[Records from a collection]
↓↓↓

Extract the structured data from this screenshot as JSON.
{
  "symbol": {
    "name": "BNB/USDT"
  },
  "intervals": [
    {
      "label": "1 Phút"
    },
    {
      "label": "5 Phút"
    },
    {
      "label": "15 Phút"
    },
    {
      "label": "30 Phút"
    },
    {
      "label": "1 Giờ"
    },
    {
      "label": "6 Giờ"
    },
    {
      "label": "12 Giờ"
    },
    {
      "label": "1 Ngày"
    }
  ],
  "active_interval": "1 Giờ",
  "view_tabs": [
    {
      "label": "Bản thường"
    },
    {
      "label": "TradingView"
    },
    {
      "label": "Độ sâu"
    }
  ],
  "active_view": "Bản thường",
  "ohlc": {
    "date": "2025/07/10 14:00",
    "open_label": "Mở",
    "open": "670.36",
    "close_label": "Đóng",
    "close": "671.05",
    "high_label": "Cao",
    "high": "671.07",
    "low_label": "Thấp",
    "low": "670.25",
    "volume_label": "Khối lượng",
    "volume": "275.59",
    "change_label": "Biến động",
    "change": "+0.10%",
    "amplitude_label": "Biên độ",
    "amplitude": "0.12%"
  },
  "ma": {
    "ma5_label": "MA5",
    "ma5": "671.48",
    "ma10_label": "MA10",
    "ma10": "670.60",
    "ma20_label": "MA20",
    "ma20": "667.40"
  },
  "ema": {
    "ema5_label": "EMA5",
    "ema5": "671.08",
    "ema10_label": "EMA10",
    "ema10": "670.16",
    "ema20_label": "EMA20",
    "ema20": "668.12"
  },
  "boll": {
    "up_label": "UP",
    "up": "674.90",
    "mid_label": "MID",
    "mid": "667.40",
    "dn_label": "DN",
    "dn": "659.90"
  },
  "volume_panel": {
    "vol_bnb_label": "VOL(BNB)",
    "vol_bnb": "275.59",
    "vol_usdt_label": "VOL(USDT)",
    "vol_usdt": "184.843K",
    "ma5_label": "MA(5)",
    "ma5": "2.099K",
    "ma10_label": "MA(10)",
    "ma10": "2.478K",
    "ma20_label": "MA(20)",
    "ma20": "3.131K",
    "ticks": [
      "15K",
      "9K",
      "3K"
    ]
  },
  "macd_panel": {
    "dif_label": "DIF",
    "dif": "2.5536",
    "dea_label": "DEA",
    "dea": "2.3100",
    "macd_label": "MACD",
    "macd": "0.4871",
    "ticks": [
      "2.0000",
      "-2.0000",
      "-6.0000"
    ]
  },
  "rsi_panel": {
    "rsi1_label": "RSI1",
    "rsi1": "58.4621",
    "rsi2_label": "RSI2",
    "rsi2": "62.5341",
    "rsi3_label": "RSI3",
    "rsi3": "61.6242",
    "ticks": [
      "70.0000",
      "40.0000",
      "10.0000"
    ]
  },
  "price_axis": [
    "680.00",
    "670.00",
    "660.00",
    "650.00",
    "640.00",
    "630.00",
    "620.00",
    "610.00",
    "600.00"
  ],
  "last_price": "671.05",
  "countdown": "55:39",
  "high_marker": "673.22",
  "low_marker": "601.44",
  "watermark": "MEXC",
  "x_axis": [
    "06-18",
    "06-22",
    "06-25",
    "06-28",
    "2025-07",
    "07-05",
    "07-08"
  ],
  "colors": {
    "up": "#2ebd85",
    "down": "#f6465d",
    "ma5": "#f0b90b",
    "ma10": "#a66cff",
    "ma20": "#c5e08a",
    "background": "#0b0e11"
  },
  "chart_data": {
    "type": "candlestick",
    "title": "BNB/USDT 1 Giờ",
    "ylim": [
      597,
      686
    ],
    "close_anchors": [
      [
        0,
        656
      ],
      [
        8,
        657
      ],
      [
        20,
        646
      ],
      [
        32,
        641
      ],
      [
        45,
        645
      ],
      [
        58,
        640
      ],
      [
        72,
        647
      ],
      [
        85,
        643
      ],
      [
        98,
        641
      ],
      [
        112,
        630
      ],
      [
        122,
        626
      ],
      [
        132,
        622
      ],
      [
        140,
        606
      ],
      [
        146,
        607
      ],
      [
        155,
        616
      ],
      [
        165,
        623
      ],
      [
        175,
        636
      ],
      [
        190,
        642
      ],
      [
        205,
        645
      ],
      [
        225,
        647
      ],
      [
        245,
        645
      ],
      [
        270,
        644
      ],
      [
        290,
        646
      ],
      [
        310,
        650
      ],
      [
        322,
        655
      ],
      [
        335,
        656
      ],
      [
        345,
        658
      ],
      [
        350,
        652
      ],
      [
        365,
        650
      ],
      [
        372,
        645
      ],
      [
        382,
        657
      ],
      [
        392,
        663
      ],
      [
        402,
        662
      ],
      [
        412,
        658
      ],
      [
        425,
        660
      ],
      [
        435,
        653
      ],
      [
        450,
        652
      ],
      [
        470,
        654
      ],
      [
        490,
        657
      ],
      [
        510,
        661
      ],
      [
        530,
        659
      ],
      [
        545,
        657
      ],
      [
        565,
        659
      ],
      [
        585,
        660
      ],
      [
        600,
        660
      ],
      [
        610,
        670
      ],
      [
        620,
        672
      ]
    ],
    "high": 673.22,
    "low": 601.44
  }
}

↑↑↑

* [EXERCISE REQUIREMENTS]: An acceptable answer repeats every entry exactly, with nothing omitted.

* [ANSWER SPACE]:
Extract the structured data from this screenshot as JSON.
{
  "symbol": {
    "name": "BNB/USDT"
  },
  "intervals": [
    {
      "label": "1 Phút"
    },
    {
      "label": "5 Phút"
    },
    {
      "label": "15 Phút"
    },
    {
      "label": "30 Phút"
    },
    {
      "label": "1 Giờ"
    },
    {
      "label": "6 Giờ"
    },
    {
      "label": "12 Giờ"
    },
    {
      "label": "1 Ngày"
    }
  ],
  "active_interval": "1 Giờ",
  "view_tabs": [
    {
      "label": "Bản thường"
    },
    {
      "label": "TradingView"
    },
    {
      "label": "Độ sâu"
    }
  ],
  "active_view": "Bản thường",
  "ohlc": {
    "date": "2025/07/10 14:00",
    "open_label": "Mở",
    "open": "670.36",
    "close_label": "Đóng",
    "close": "671.05",
    "high_label": "Cao",
    "high": "671.07",
    "low_label": "Thấp",
    "low": "670.25",
    "volume_label": "Khối lượng",
    "volume": "275.59",
    "change_label": "Biến động",
    "change": "+0.10%",
    "amplitude_label": "Biên độ",
    "amplitude": "0.12%"
  },
  "ma": {
    "ma5_label": "MA5",
    "ma5": "671.48",
    "ma10_label": "MA10",
    "ma10": "670.60",
    "ma20_label": "MA20",
    "ma20": "667.40"
  },
  "ema": {
    "ema5_label": "EMA5",
    "ema5": "671.08",
    "ema10_label": "EMA10",
    "ema10": "670.16",
    "ema20_label": "EMA20",
    "ema20": "668.12"
  },
  "boll": {
    "up_label": "UP",
    "up": "674.90",
    "mid_label": "MID",
    "mid": "667.40",
    "dn_label": "DN",
    "dn": "659.90"
  },
  "volume_panel": {
    "vol_bnb_label": "VOL(BNB)",
    "vol_bnb": "275.59",
    "vol_usdt_label": "VOL(USDT)",
    "vol_usdt": "184.843K",
    "ma5_label": "MA(5)",
    "ma5": "2.099K",
    "ma10_label": "MA(10)",
    "ma10": "2.478K",
    "ma20_label": "MA(20)",
    "ma20": "3.131K",
    "ticks": [
      "15K",
      "9K",
      "3K"
    ]
  },
  "macd_panel": {
    "dif_label": "DIF",
    "dif": "2.5536",
    "dea_label": "DEA",
    "dea": "2.3100",
    "macd_label": "MACD",
    "macd": "0.4871",
    "ticks": [
      "2.0000",
      "-2.0000",
      "-6.0000"
    ]
  },
  "rsi_panel": {
    "rsi1_label": "RSI1",
    "rsi1": "58.4621",
    "rsi2_label": "RSI2",
    "rsi2": "62.5341",
    "rsi3_label": "RSI3",
    "rsi3": "61.6242",
    "ticks": [
      "70.0000",
      "40.0000",
      "10.0000"
    ]
  },
  "price_axis": [
    "680.00",
    "670.00",
    "660.00",
    "650.00",
    "640.00",
    "630.00",
    "620.00",
    "610.00",
    "600.00"
  ],
  "last_price": "671.05",
  "countdown": "55:39",
  "high_marker": "673.22",
  "low_marker": "601.44",
  "watermark": "MEXC",
  "x_axis": [
    "06-18",
    "06-22",
    "06-25",
    "06-28",
    "2025-07",
    "07-05",
    "07-08"
  ],
  "colors": {
    "up": "#2ebd85",
    "down": "#f6465d",
    "ma5": "#f0b90b",
    "ma10": "#a66cff",
    "ma20": "#c5e08a",
    "background": "#0b0e11"
  },
  "chart_data": {
    "type": "candlestick",
    "title": "BNB/USDT 1 Giờ",
    "ylim": [
      597,
      686
    ],
    "close_anchors": [
      [
        0,
        656
      ],
      [
        8,
        657
      ],
      [
        20,
        646
      ],
      [
        32,
        641
      ],
      [
        45,
        645
      ],
      [
        58,
        640
      ],
      [
        72,
        647
      ],
      [
        85,
        643
      ],
      [
        98,
        641
      ],
      [
        112,
        630
      ],
      [
        122,
        626
      ],
      [
        132,
        622
      ],
      [
        140,
        606
      ],
      [
        146,
        607
      ],
      [
        155,
        616
      ],
      [
        165,
        623
      ],
      [
        175,
        636
      ],
      [
        190,
        642
      ],
      [
        205,
        645
      ],
      [
        225,
        647
      ],
      [
        245,
        645
      ],
      [
        270,
        644
      ],
      [
        290,
        646
      ],
      [
        310,
        650
      ],
      [
        322,
        655
      ],
      [
        335,
        656
      ],
      [
        345,
        658
      ],
      [
        350,
        652
      ],
      [
        365,
        650
      ],
      [
        372,
        645
      ],
      [
        382,
        657
      ],
      [
        392,
        663
      ],
      [
        402,
        662
      ],
      [
        412,
        658
      ],
      [
        425,
        660
      ],
      [
        435,
        653
      ],
      [
        450,
        652
      ],
      [
        470,
        654
      ],
      [
        490,
        657
      ],
      [
        510,
        661
      ],
      [
        530,
        659
      ],
      [
        545,
        657
      ],
      [
        565,
        659
      ],
      [
        585,
        660
      ],
      [
        600,
        660
      ],
      [
        610,
        670
      ],
      [
        620,
        672
      ]
    ],
    "high": 673.22,
    "low": 601.44
  }
}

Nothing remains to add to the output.